Thursday, 1 January 2009

Rescue On Oman's High Seas

Congratulations to Oman's Coastguard on a job well done, having saved the lives of around 16 people on a dive trip, when their boat sank off the Daymaniyat Islands. 

Apparently, the dive group, including the Russian Ambassador's wife and son, were in a fishing/diving boat with ten other divers, boat crew and diving cylinders, when it sank and 
it was only after people started to be reported missing, that the situation was discovered due to the vessel not having any means of calling for assistance - no radios or distress beacons etc.

Details are still a bit sketchy, however, it would appear that the dive trip, run by a local company called "Ocean Divers", used a vessel that was overloaded, not suitable for the trip, lacked proper licences or permits and, as previously mentioned, had no means of summoning for help, leaving the group stranded in the sea for more than 24 hours, with some members in the water for 36 hours before the coastguard was able to retrieve them, due to bad visibility and drifting.

According to sources, the owner of "Ocean Divers" who was in charge of the boat, was met on the shoreline by an imaginably concerned Russian Ambassador, accompanied by the Head of the Royal Oman Police. 

I am assuming the proverbial is going to hit the fan for this, and rightly so. Rumours are circulating that the owner is in custody, although he may have been released at this stage.

Standards for some dive centres and adventure tour providers in Oman need to be seriously addressed, as it is nothing short of a miracle that this event resulted in no loss of life. 

Once again, well done to the Oman Coastguard on a very successful outcome to what could have been a disastrous event. 
You did a brilliant job under very difficult conditions and you should be very proud of yourselves.

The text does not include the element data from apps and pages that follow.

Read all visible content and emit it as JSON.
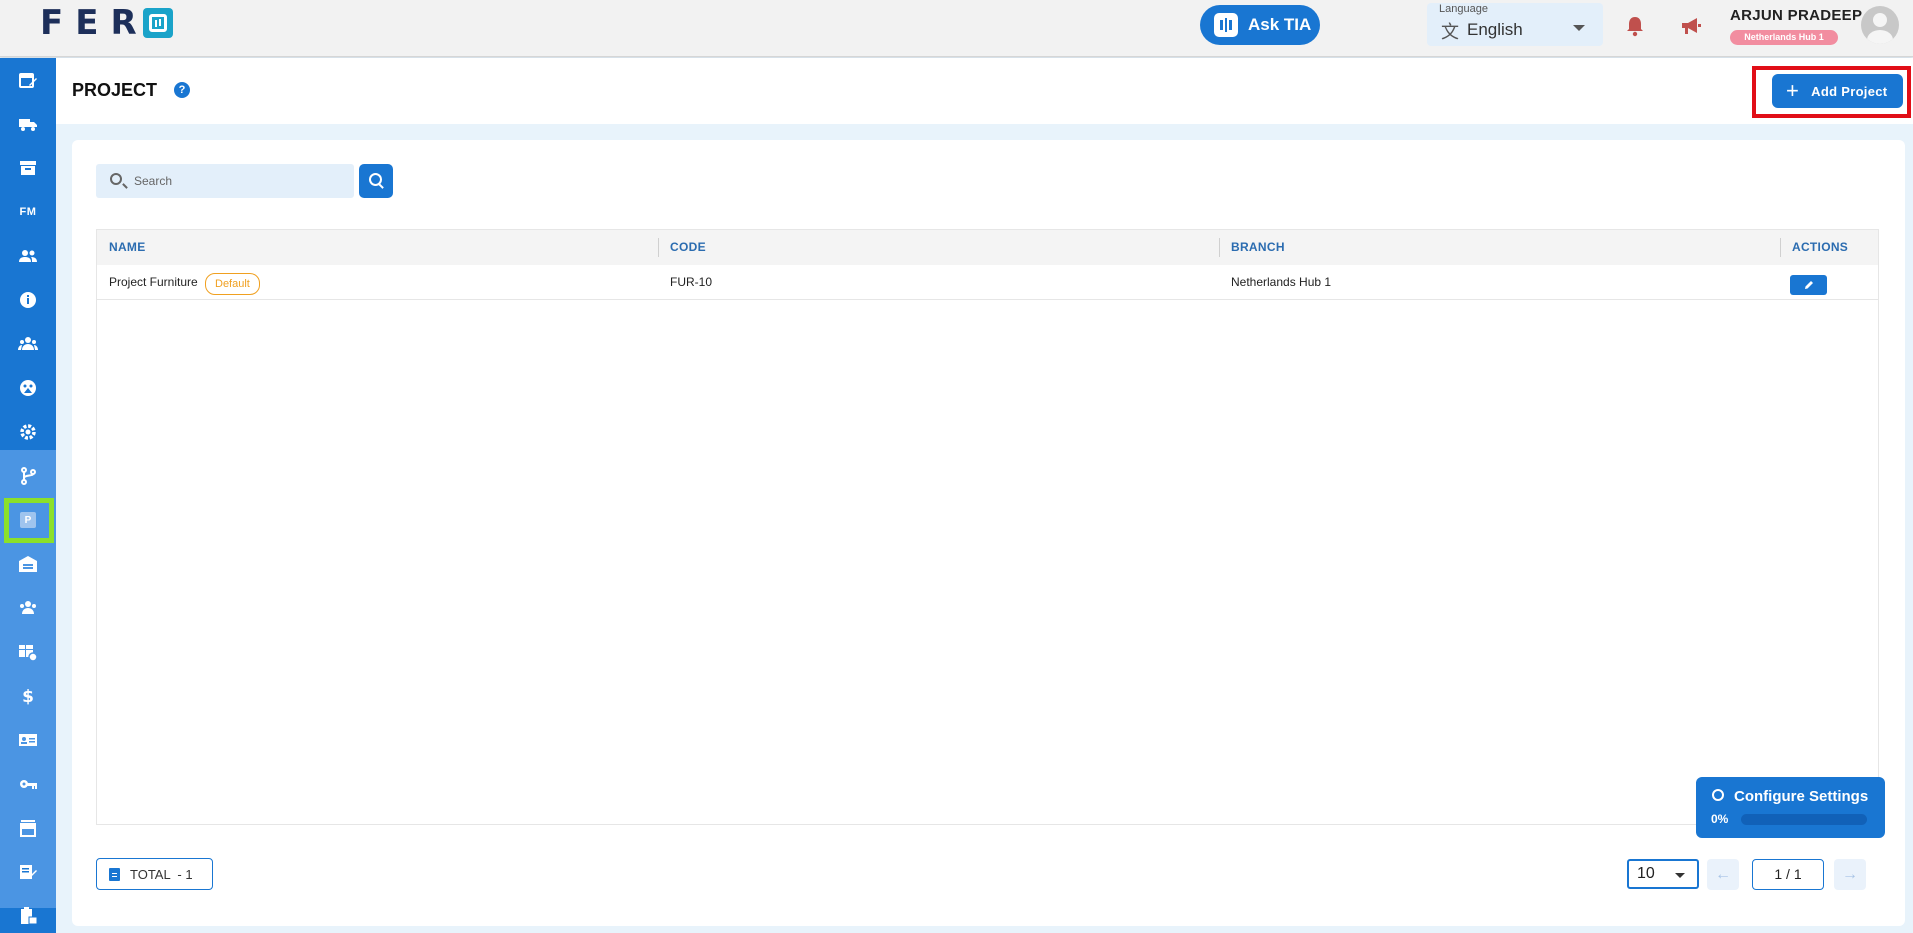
{
  "app": {
    "logo_text": "FER",
    "ask_tia_label": "Ask TIA",
    "language": {
      "caption": "Language",
      "value": "English"
    },
    "user": {
      "name": "ARJUN PRADEEP",
      "branch": "Netherlands Hub 1"
    }
  },
  "sidebar": {
    "items": [
      {
        "icon": "calendar-edit-icon"
      },
      {
        "icon": "delivery-truck-icon"
      },
      {
        "icon": "archive-icon"
      },
      {
        "icon": "fm-text-icon",
        "label": "FM"
      },
      {
        "icon": "people-icon"
      },
      {
        "icon": "info-icon"
      },
      {
        "icon": "groups-icon"
      },
      {
        "icon": "dashboard-icon"
      },
      {
        "icon": "settings-icon"
      },
      {
        "icon": "branch-fork-icon"
      },
      {
        "icon": "project-p-icon",
        "label": "P"
      },
      {
        "icon": "warehouse-icon"
      },
      {
        "icon": "team-icon"
      },
      {
        "icon": "table-settings-icon"
      },
      {
        "icon": "dollar-icon"
      },
      {
        "icon": "id-card-icon"
      },
      {
        "icon": "key-icon"
      },
      {
        "icon": "store-icon"
      },
      {
        "icon": "edit-note-icon"
      },
      {
        "icon": "clipboard-lock-icon"
      }
    ]
  },
  "page": {
    "title": "PROJECT",
    "help_icon": "?",
    "add_button_label": "Add Project",
    "add_button_icon": "+"
  },
  "search": {
    "placeholder": "Search"
  },
  "table": {
    "columns": [
      "NAME",
      "CODE",
      "BRANCH",
      "ACTIONS"
    ],
    "rows": [
      {
        "name": "Project Furniture",
        "badge": "Default",
        "code": "FUR-10",
        "branch": "Netherlands Hub 1"
      }
    ]
  },
  "footer": {
    "total_label": "TOTAL  - 1",
    "page_size": "10",
    "page_indicator": "1 / 1",
    "prev_icon": "←",
    "next_icon": "→"
  },
  "config_widget": {
    "label": "Configure Settings",
    "progress_text": "0%",
    "progress": 0
  },
  "colors": {
    "primary": "#1976d2",
    "sidebar_sub": "#4b95e3",
    "highlight_red": "#e10e17",
    "highlight_green": "#8be02a",
    "badge_orange": "#f0a020",
    "branch_pill": "#f28da0"
  }
}
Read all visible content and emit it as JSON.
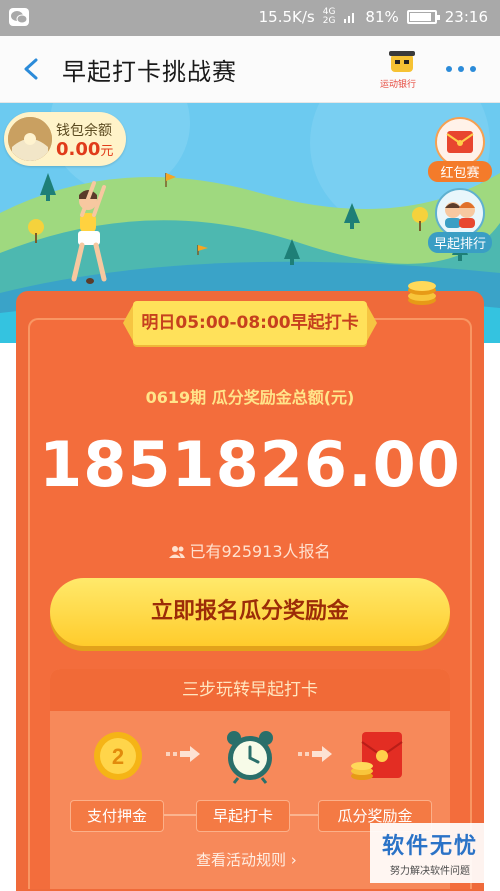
{
  "status_bar": {
    "network_speed": "15.5K/s",
    "network_type_top": "4G",
    "network_type_bottom": "2G",
    "battery": "81%",
    "time": "23:16"
  },
  "nav": {
    "title": "早起打卡挑战赛",
    "sport_badge": "运动银行"
  },
  "wallet": {
    "label": "钱包余额",
    "amount": "0.00",
    "unit": "元"
  },
  "side_buttons": {
    "red_packet": "红包赛",
    "ranking": "早起排行"
  },
  "card": {
    "schedule": "明日05:00-08:00早起打卡",
    "period_label": "0619期 瓜分奖励金总额(元)",
    "prize_total": "1851826.00",
    "joined_text": "已有925913人报名",
    "cta_label": "立即报名瓜分奖励金"
  },
  "steps": {
    "title": "三步玩转早起打卡",
    "items": [
      {
        "label": "支付押金",
        "icon": "coin-icon"
      },
      {
        "label": "早起打卡",
        "icon": "alarm-clock-icon"
      },
      {
        "label": "瓜分奖励金",
        "icon": "red-envelope-icon"
      }
    ],
    "rules_link": "查看活动规则 ›"
  },
  "watermark": {
    "title": "软件无忧",
    "subtitle": "努力解决软件问题"
  },
  "colors": {
    "orange": "#ef6a3a",
    "yellow": "#ffe15a",
    "sky": "#5ec0ea"
  }
}
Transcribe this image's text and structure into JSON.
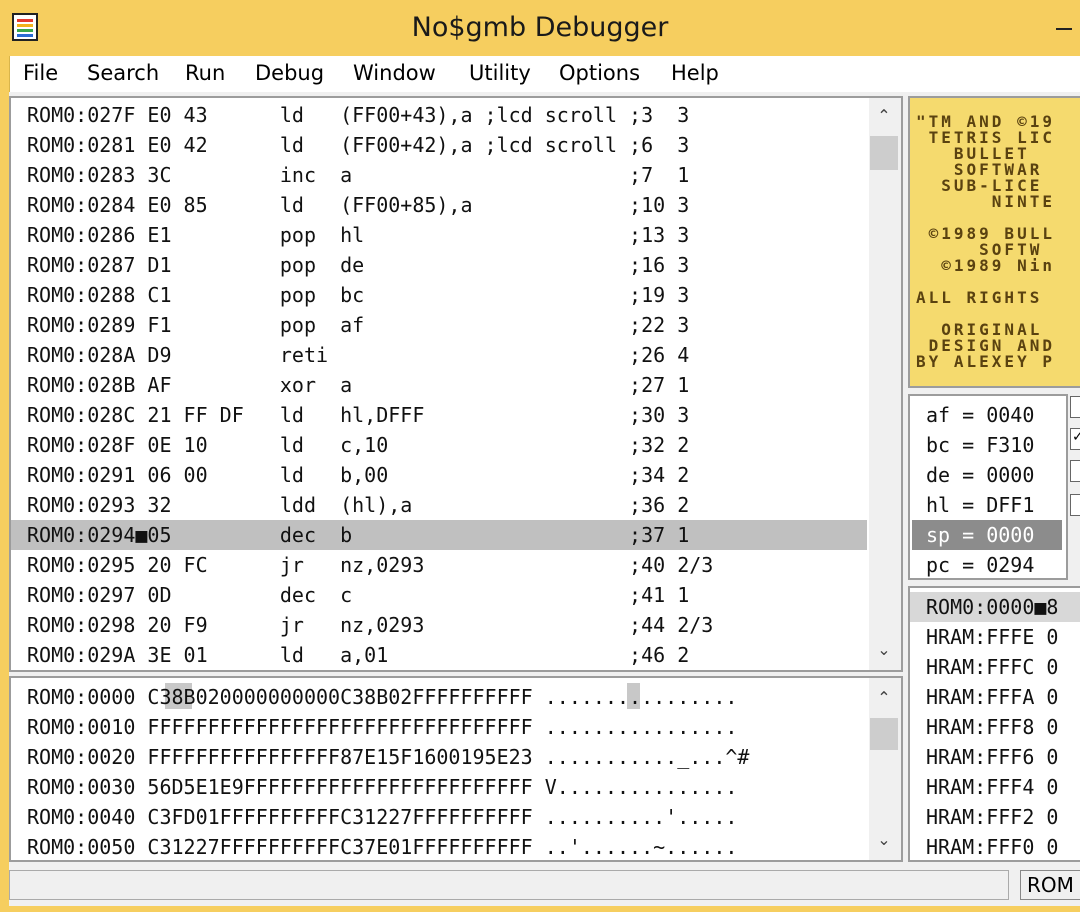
{
  "window": {
    "title": "No$gmb Debugger"
  },
  "menu": [
    "File",
    "Search",
    "Run",
    "Debug",
    "Window",
    "Utility",
    "Options",
    "Help"
  ],
  "disassembly": [
    "ROM0:027F E0 43      ld   (FF00+43),a ;lcd scroll ;3  3",
    "ROM0:0281 E0 42      ld   (FF00+42),a ;lcd scroll ;6  3",
    "ROM0:0283 3C         inc  a                       ;7  1",
    "ROM0:0284 E0 85      ld   (FF00+85),a             ;10 3",
    "ROM0:0286 E1         pop  hl                      ;13 3",
    "ROM0:0287 D1         pop  de                      ;16 3",
    "ROM0:0288 C1         pop  bc                      ;19 3",
    "ROM0:0289 F1         pop  af                      ;22 3",
    "ROM0:028A D9         reti                         ;26 4",
    "ROM0:028B AF         xor  a                       ;27 1",
    "ROM0:028C 21 FF DF   ld   hl,DFFF                 ;30 3",
    "ROM0:028F 0E 10      ld   c,10                    ;32 2",
    "ROM0:0291 06 00      ld   b,00                    ;34 2",
    "ROM0:0293 32         ldd  (hl),a                  ;36 2",
    "ROM0:0294■05         dec  b                       ;37 1",
    "ROM0:0295 20 FC      jr   nz,0293                 ;40 2/3",
    "ROM0:0297 0D         dec  c                       ;41 1",
    "ROM0:0298 20 F9      jr   nz,0293                 ;44 2/3",
    "ROM0:029A 3E 01      ld   a,01                    ;46 2"
  ],
  "hexdump": [
    "ROM0:0000 C38B020000000000C38B02FFFFFFFFFF ................",
    "ROM0:0010 FFFFFFFFFFFFFFFFFFFFFFFFFFFFFFFF ................",
    "ROM0:0020 FFFFFFFFFFFFFFFF87E15F1600195E23 ..........._...^#",
    "ROM0:0030 56D5E1E9FFFFFFFFFFFFFFFFFFFFFFFF V...............",
    "ROM0:0040 C3FD01FFFFFFFFFFC31227FFFFFFFFFF ..........'.....",
    "ROM0:0050 C31227FFFFFFFFFFC37E01FFFFFFFFFF ..'......~......"
  ],
  "gb_screen": [
    "\"TM AND ©19",
    " TETRIS LIC",
    "   BULLET ",
    "   SOFTWAR",
    "  SUB-LICE",
    "      NINTE",
    "",
    " ©1989 BULL",
    "     SOFTW",
    "  ©1989 Nin",
    "",
    "ALL RIGHTS ",
    "",
    "  ORIGINAL ",
    " DESIGN AND",
    "BY ALEXEY P"
  ],
  "registers": [
    "af = 0040",
    "bc = F310",
    "de = 0000",
    "hl = DFF1",
    "sp = 0000",
    "pc = 0294"
  ],
  "stack": [
    "ROM0:0000■8",
    "HRAM:FFFE 0",
    "HRAM:FFFC 0",
    "HRAM:FFFA 0",
    "HRAM:FFF8 0",
    "HRAM:FFF6 0",
    "HRAM:FFF4 0",
    "HRAM:FFF2 0",
    "HRAM:FFF0 0"
  ],
  "status": {
    "mode": "ROM ("
  },
  "colors": {
    "titlebar": "#f6ce5f",
    "highlight_row": "#c0c0c0",
    "sp_highlight": "#8c8c8c",
    "gb_screen": "#f5da6e"
  }
}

fred_says said...

I thought the ROP had cancelled all boating, diving, fishing, sailing activities until today (the 1st)?! because of GCC security.

Those poor divers & their families - they must have been really worried. And absolutely congratulations to the coastguards!

Jet Driver said...


This happened about three weeks ago, according to what I have been told.


boxster said...

Russian Ambassador, heh?

I bet he invited the coast guard for some radioactive sushi as a sign of gratitude.

Undercover Dragon said...

There are a few really dodgy adventure tourism/diving outfits, and some excellent ones.

Problem often is people want the low price of the 'cheap and cheerful' approach, and then expect someone else to still look after them in such a situation and have the same safety standards. They should have checked the boat themselves IMHO.

Well done to the ROP coast guard indeed. Anyone know who the owner is?

Rain said...

How do these guys even begin operating when so much is made about how difficult it is to start any commercial operation here? People keep complaining about the number of forms to fill etc etc and then you have some idiot who starts off a water-activity tourism company with little regard for any environmental or basic safety concerns.

boxster said...

I am going to guess that once the start-up hurdles are over, few measures (inspections) are in place to ensure continuous maintenance and upkeep.

Also, do not underestimate the power of the wastah.

On a sidenote - MJD - where can I get me a little (gallon?) jet fuel/kerosene/paraffin oil?

Jet Driver said...


A gallon of Jet A1?
Are you building a plane?


boxster said...

If I told you that I need kerosene to test the efficiency of a valve you would still think that I'm looking to manufacture napalm :)

Barbs said...


You can get kerosene (parafin) at the shell station in Qurum, amongst others.

Jet Driver said...


That now makes you an accessory :)